[DATA FOR THIS TASK — start]
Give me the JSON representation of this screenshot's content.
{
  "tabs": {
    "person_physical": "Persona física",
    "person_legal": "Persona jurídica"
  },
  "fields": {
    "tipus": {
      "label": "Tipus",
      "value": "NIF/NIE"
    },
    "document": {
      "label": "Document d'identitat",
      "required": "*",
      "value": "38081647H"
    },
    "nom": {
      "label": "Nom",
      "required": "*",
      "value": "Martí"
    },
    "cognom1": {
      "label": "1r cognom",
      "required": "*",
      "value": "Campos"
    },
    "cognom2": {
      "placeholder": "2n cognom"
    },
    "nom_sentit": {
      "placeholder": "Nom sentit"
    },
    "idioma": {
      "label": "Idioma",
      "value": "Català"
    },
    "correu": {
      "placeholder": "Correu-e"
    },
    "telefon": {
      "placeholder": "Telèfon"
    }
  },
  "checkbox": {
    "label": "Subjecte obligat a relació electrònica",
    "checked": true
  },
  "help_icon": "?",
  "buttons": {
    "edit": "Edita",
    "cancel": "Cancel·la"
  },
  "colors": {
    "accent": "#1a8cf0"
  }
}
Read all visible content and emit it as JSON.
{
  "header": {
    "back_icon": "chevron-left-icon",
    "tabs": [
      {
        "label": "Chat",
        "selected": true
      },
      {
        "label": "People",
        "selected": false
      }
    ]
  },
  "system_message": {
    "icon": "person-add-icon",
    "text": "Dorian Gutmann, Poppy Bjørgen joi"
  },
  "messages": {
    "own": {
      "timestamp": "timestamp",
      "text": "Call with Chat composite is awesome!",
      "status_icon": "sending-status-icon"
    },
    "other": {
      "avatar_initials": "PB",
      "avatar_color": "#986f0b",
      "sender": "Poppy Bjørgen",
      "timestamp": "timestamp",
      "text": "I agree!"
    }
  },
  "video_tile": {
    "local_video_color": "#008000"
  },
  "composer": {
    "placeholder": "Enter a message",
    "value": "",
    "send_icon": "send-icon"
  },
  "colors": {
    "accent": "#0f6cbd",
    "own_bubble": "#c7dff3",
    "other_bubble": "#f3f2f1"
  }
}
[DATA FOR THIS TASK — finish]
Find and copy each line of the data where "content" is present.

Give me the JSON representation of this screenshot's content.
Read all visible content and emit it as JSON.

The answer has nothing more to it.